Below is what happened on Trump's 30th day in office. You can find out what damage was done every other day so far on the Saddest Calendar on the Internet.
While planting Morning Glory seeds with sick children and nurses at the a children's hospital this past week, Melania Trump waxed poetic about "how the gift of nature and the beauties of the outdoors can contribute to the healing process," according to the hospital.
"It is important to me that children can recognize, identify and express their feelings in order to promote their mental wellness and healing process," she later said to both the children and their families, according to the hospital's statement.

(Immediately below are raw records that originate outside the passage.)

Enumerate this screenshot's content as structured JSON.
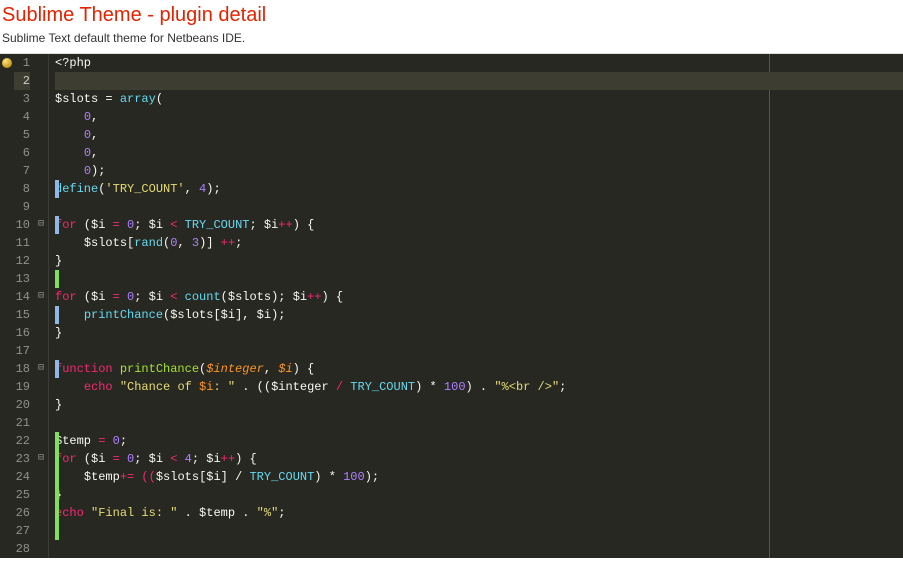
{
  "header": {
    "title": "Sublime Theme - plugin detail",
    "subtitle": "Sublime Text default theme for Netbeans IDE."
  },
  "editor": {
    "active_line": 2,
    "total_lines": 28,
    "fold_markers": {
      "10": "⊟",
      "14": "⊟",
      "18": "⊟",
      "23": "⊟"
    },
    "markers": [
      {
        "line": 8,
        "color": "blue"
      },
      {
        "line": 10,
        "color": "blue"
      },
      {
        "line": 13,
        "color": "green"
      },
      {
        "line": 15,
        "color": "blue"
      },
      {
        "line": 18,
        "color": "blue"
      },
      {
        "line": 22,
        "color": "green"
      },
      {
        "line": 23,
        "color": "green"
      },
      {
        "line": 24,
        "color": "green"
      },
      {
        "line": 25,
        "color": "green"
      },
      {
        "line": 26,
        "color": "green"
      },
      {
        "line": 27,
        "color": "green"
      }
    ],
    "code": {
      "l1": {
        "phptag": "<?php"
      },
      "l3": {
        "var": "$slots",
        "eq": " = ",
        "fn": "array",
        "open": "("
      },
      "l4": {
        "num": "0",
        "comma": ","
      },
      "l5": {
        "num": "0",
        "comma": ","
      },
      "l6": {
        "num": "0",
        "comma": ","
      },
      "l7": {
        "num": "0",
        "close": ");"
      },
      "l8": {
        "fn": "define",
        "open": "(",
        "str": "'TRY_COUNT'",
        "comma": ", ",
        "num": "4",
        "close": ");"
      },
      "l10": {
        "kw": "for",
        "open": " (",
        "var": "$i",
        "eq": " = ",
        "num0": "0",
        "sep": "; ",
        "var2": "$i",
        "lt": " < ",
        "const": "TRY_COUNT",
        "sep2": "; ",
        "var3": "$i",
        "inc": "++",
        "close": ") {"
      },
      "l11": {
        "var": "$slots",
        "b1": "[",
        "fn": "rand",
        "open": "(",
        "num0": "0",
        "comma": ", ",
        "num1": "3",
        "close": ")] ",
        "inc": "++",
        "semi": ";"
      },
      "l12": {
        "brace": "}"
      },
      "l14": {
        "kw": "for",
        "open": " (",
        "var": "$i",
        "eq": " = ",
        "num0": "0",
        "sep": "; ",
        "var2": "$i",
        "lt": " < ",
        "fn": "count",
        "p1": "(",
        "var3": "$slots",
        "p2": "); ",
        "var4": "$i",
        "inc": "++",
        "close": ") {"
      },
      "l15": {
        "fn": "printChance",
        "open": "(",
        "var": "$slots",
        "b1": "[",
        "var2": "$i",
        "b2": "], ",
        "var3": "$i",
        "close": ");"
      },
      "l16": {
        "brace": "}"
      },
      "l18": {
        "kw": "function",
        "sp": " ",
        "fn": "printChance",
        "open": "(",
        "p1": "$integer",
        "comma": ", ",
        "p2": "$i",
        "close": ") {"
      },
      "l19": {
        "kw": "echo",
        "sp": " ",
        "str1": "\"Chance of ",
        "var1": "$i",
        "str2": ": \"",
        "dot1": " . ((",
        "var2": "$integer",
        "div": " / ",
        "const": "TRY_COUNT",
        "mul": ") * ",
        "num": "100",
        "close": ") . ",
        "str3": "\"%<br />\"",
        "semi": ";"
      },
      "l20": {
        "brace": "}"
      },
      "l22": {
        "var": "$temp",
        "eq": " = ",
        "num": "0",
        "semi": ";"
      },
      "l23": {
        "kw": "for",
        "open": " (",
        "var": "$i",
        "eq": " = ",
        "num0": "0",
        "sep": "; ",
        "var2": "$i",
        "lt": " < ",
        "num1": "4",
        "sep2": "; ",
        "var3": "$i",
        "inc": "++",
        "close": ") {"
      },
      "l24": {
        "var": "$temp",
        "op": "+= ((",
        "var2": "$slots",
        "b1": "[",
        "var3": "$i",
        "b2": "] / ",
        "const": "TRY_COUNT",
        "mul": ") * ",
        "num": "100",
        "close": ");"
      },
      "l25": {
        "brace": "}"
      },
      "l26": {
        "kw": "echo",
        "sp": " ",
        "str1": "\"Final is: \"",
        "dot": " . ",
        "var": "$temp",
        "dot2": " . ",
        "str2": "\"%\"",
        "semi": ";"
      }
    }
  }
}
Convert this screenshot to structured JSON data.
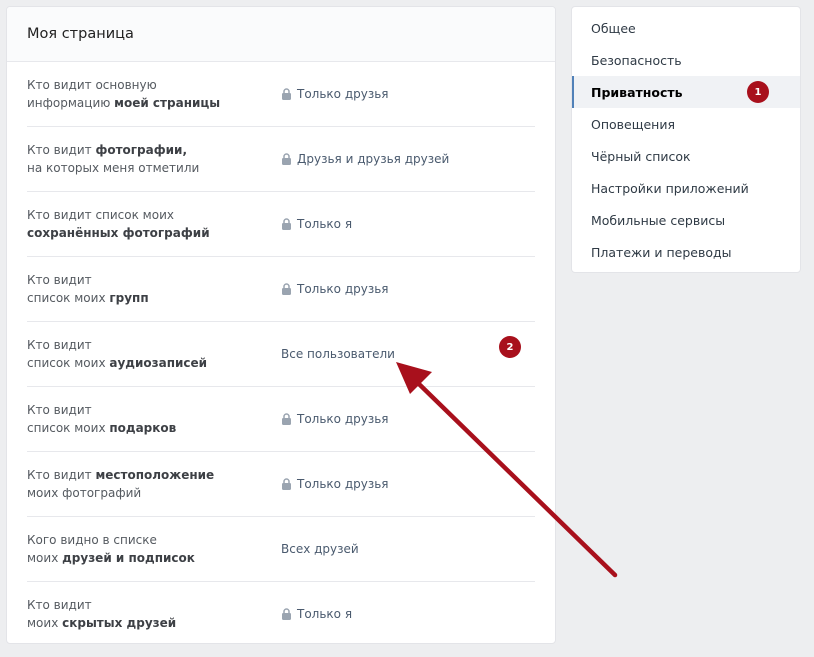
{
  "main": {
    "title": "Моя страница",
    "rows": [
      {
        "l1": [
          "Кто видит основную",
          ""
        ],
        "l2": [
          "информацию ",
          "моей страницы"
        ],
        "value": "Только друзья",
        "locked": true
      },
      {
        "l1": [
          "Кто видит ",
          "фотографии,"
        ],
        "l2": [
          "на которых меня отметили",
          ""
        ],
        "value": "Друзья и друзья друзей",
        "locked": true
      },
      {
        "l1": [
          "Кто видит список моих",
          ""
        ],
        "l2": [
          "",
          "сохранённых фотографий"
        ],
        "value": "Только я",
        "locked": true
      },
      {
        "l1": [
          "Кто видит",
          ""
        ],
        "l2": [
          "список моих ",
          "групп"
        ],
        "value": "Только друзья",
        "locked": true
      },
      {
        "l1": [
          "Кто видит",
          ""
        ],
        "l2": [
          "список моих ",
          "аудиозаписей"
        ],
        "value": "Все пользователи",
        "locked": false
      },
      {
        "l1": [
          "Кто видит",
          ""
        ],
        "l2": [
          "список моих ",
          "подарков"
        ],
        "value": "Только друзья",
        "locked": true
      },
      {
        "l1": [
          "Кто видит ",
          "местоположение"
        ],
        "l2": [
          "моих фотографий",
          ""
        ],
        "value": "Только друзья",
        "locked": true
      },
      {
        "l1": [
          "Кого видно в списке",
          ""
        ],
        "l2": [
          "моих ",
          "друзей и подписок"
        ],
        "value": "Всех друзей",
        "locked": false
      },
      {
        "l1": [
          "Кто видит",
          ""
        ],
        "l2": [
          "моих ",
          "скрытых друзей"
        ],
        "value": "Только я",
        "locked": true
      }
    ]
  },
  "sidebar": {
    "items": [
      {
        "label": "Общее"
      },
      {
        "label": "Безопасность"
      },
      {
        "label": "Приватность",
        "active": true
      },
      {
        "label": "Оповещения"
      },
      {
        "label": "Чёрный список"
      },
      {
        "label": "Настройки приложений"
      },
      {
        "label": "Мобильные сервисы"
      },
      {
        "label": "Платежи и переводы"
      }
    ]
  },
  "annotations": {
    "badge_1": "1",
    "badge_2": "2",
    "badge_color": "#a8101c",
    "arrow_color": "#a8101c"
  }
}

The visit itself isn't unprecedented: The hospital has a long tradition of welcoming First Ladies. Kurt Newman, the president of Children's National Health System, also said the hospital shares Trump's "belief in the power of nature's beauty to help kids heal and thrive," according to Think Progress.
Meanwhile, Melania's husband is working to dismantle Obamacare, which has the potential to cost millions of children their health insurance. President Trump has yet to reveal what exactly he intends to replace it with. A partial repeal of the Affordable Care Act could strip up to 13 million children of health care coverage.
According to CNBC, 15.7 million people have enrolled in Medicaid and the Children's Health Insurance Program since Obama's 2013 healthcare expansion, and with the ACA's repeal, it's estimated that more than 20 million people nationwide could lose insurance. The funding for the Children's Health Insurance Program, which was created with strong bipartisan support in 1997 and gives states financial support to expand publicly-funded coverage to uninsured children who are not eligible for Medicaid, was strengthened and renewed by Obama, but is set to expire at the end of September 2017. Trump has yet to comment on whether or not he intends to keep this program.
What many fear is also on the chopping block is a whole slew of other health care regulations that would directly affect children. One of the most noteworthy policies, which was one of the first parts of the ACA to go into effect, was that children under the age of 19 could not be classified as having pre-existing conditions. Therefore, insurance companies at this time cannot deny coverage or charge more money to cover kids sick with anything from terminal cancer to asthma. This had potentially deadly long term implications: prior to Obamacare, children who had chronic illnesses without health insurance coverage could be denied future coverage.
Though Trump has stated that individuals should not be excluded from receiving coverage due to pre-existing conditions, how his healthcare reform would address the issue is unclear. Trump has previously said that he would replace the Affordable Care Act, "by following free market principles and working together to create sound public policy that will broaden healthcare access, make healthcare more affordable and improve the quality of the care available to all Americans."